Experience curriculum and Subject-centered curriculum

The two curricula are poles apart. Subject-centered curriculum provides knowledge with pupils remaining passive for most of the time. Experience curriculum actively involves the learners. Thomson Hopkins has compared and contrasted the two types of curriculum as follows:

Subject-Curriculum

  1. Centered in subjects
  2. Emphasis upon teaching subject-matter.
  3. Subject-matter selected and organized before the teaching situation.
  4. Controlled by the teacher or someone representing authority external to learning situation.
  5. Emphasis upon teaching facts, imparting information, acquiring knowledge for its own sake or possible future use.
  6. Emphasis on teaching specific habits and skills as separate and isolated aspects of learning.
  7. Emphasis upon improving methods of teaching subject- matter of specific subjects.
  8. Emphasis upon uniformity of exposures to learning situations and in so far as possible, uniformity of learning results.
  9. Education as aiding each child to build a cognitive memory.
  10. Education schooling

Experience curriculum

  1. Centered in learners.
  2. Emphasis upon promoting the all round growth of learners.
  3. Subject-matter selected and organized co-operatively by all: learners.
  4. Controlled and directed co-operatively by pupils, teachers, parents, supervisors, principals and others in the learning, situation.
  5. Emphasis upon meaningful experiences which will function immediately in improving living. !
  6. Emphasis upon building habits and skills as integral parts of large experiences.
  7. Emphasis upon understanding; improving through use, the process of learning.
  8. Emphasis upon variability, on exposure to learning situations and variability, in the results, expected and achieved.
  9. Education as aiding each child to build a socially creative individuality.
  10. Education considered as a continuous, intelligent process of growth.

Share on: Share YogiRaj B.Ed Study Notes on twitter Share YogiRaj B.Ed Study Notes on facebook Share YogiRaj B.Ed Study Notes on WhatsApp
Complete information on the meaning and principles of curriculum construction
Complete information on the meaning and principles of curriculum construction

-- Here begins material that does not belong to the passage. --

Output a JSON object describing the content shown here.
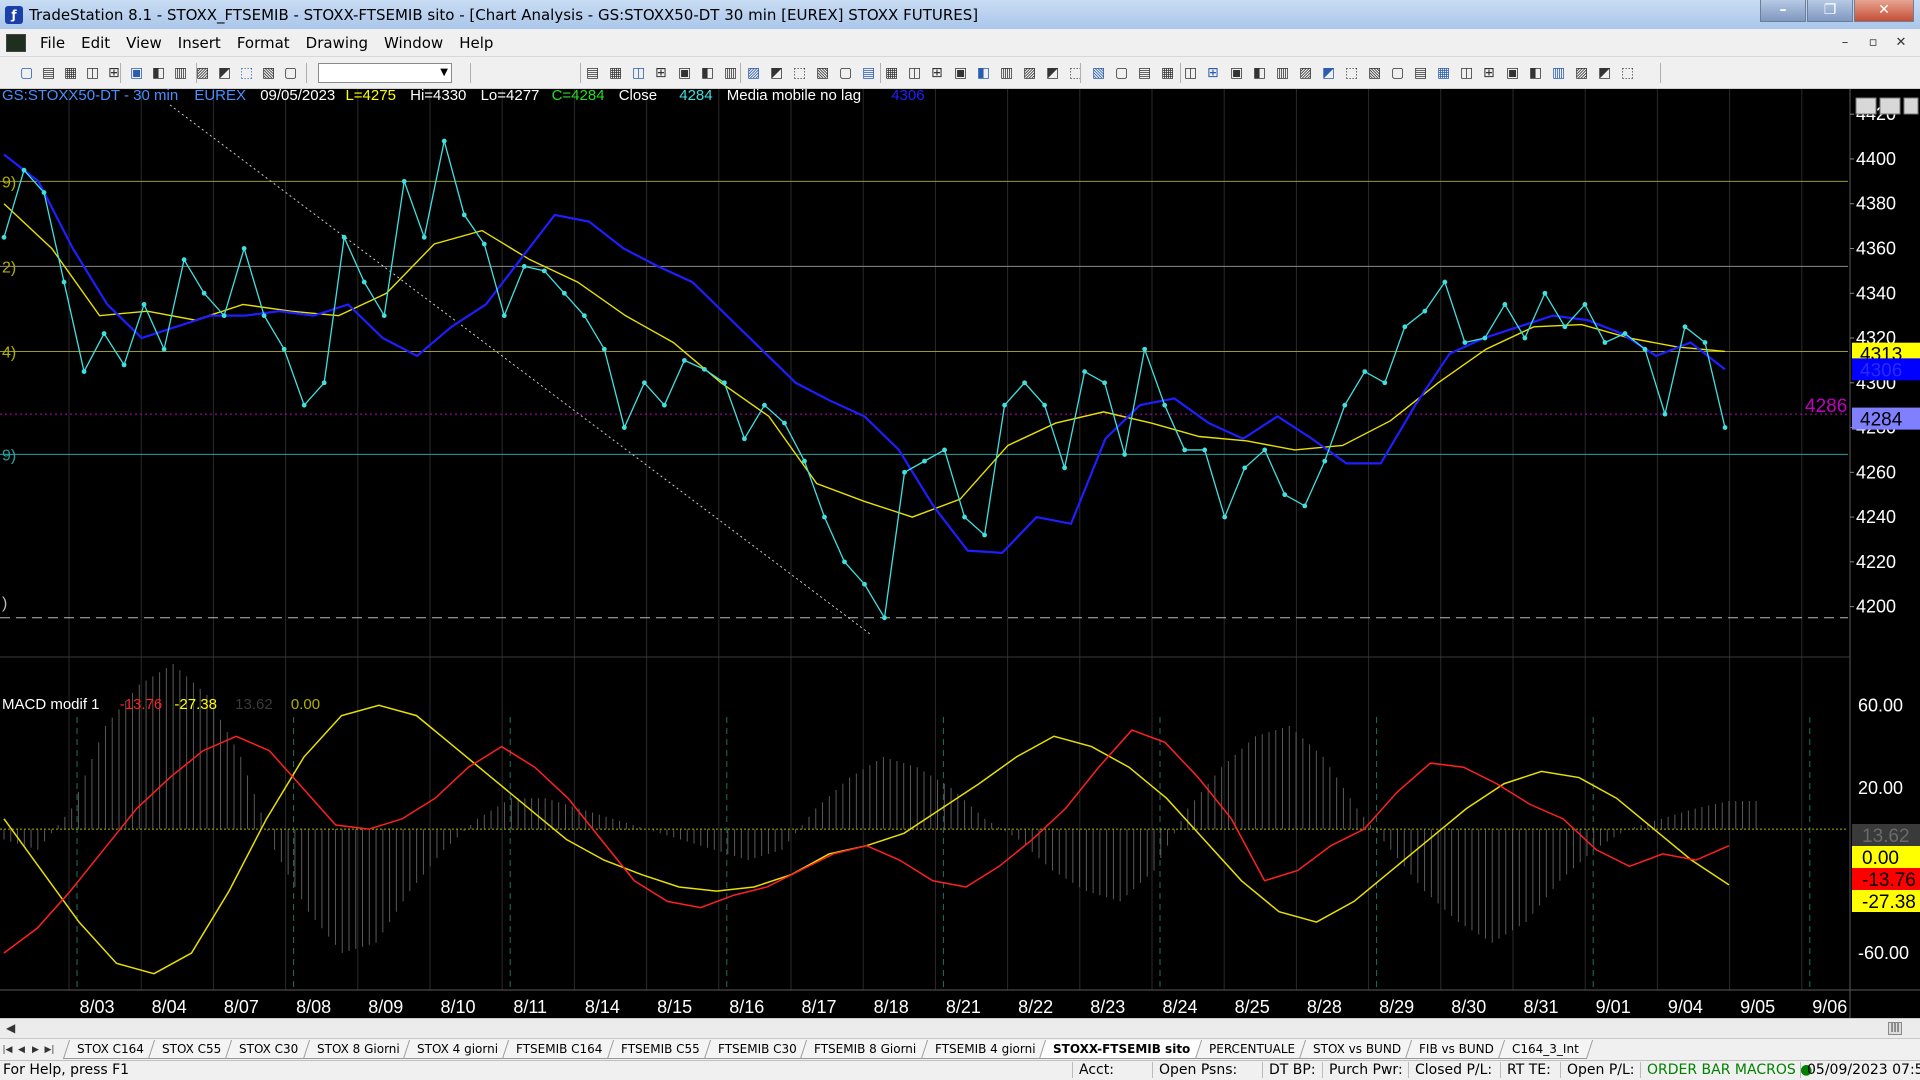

Meaning of Curriculum:
The term curriculum has been derived from a Latin word ‘Currere’ which means a ‘race course’ or a runway on which one runs to reach a goal. Accordingly, a curriculum is the instructional and the educative programme by following which the pupils achieve their goals, ideals and aspirations of life.

Read full article
Meaning, Concept and types of Curriculum
Meaning, Concept and types of Curriculum

Introduction:
Curriculum is an important element of education. Aims of education are reflected in the curriculum. In other words, the curriculum is determined by the aims of life and society. Aims of life and society are subject to constant change.
Hence, the aims of education are also subject to change and dynamic.

Read full article
Characteristics of Child-Centered curriculum
Characteristics of Child-Centered curriculum

The following are the main characteristics of Child-Centered Curriculum:
It is organized around the child, his personal needs and interests which are socially derived. Child’s own interests facilitate learning. Curriculum aims at progressive promotion of knowledge. Subject matter is selected and organized according to teaching-learning situation. This helps in the growth of life- related skills.

Read full article
Meaning, advantage and limitation of activity-centered curriculum
Meaning, advantage and limitation of activity-centered curriculum

According to M.K. Gandhi, education is the development of all the aspects i.e. body, mind and spirit. So mind without activities can not develop the personality perfectly. So education must give importance to activities.
Activity is used as a means for imparting knowledge, skills, habits and attitudes. Education, which has no link with life, is meaningless and fruitless.

Read full article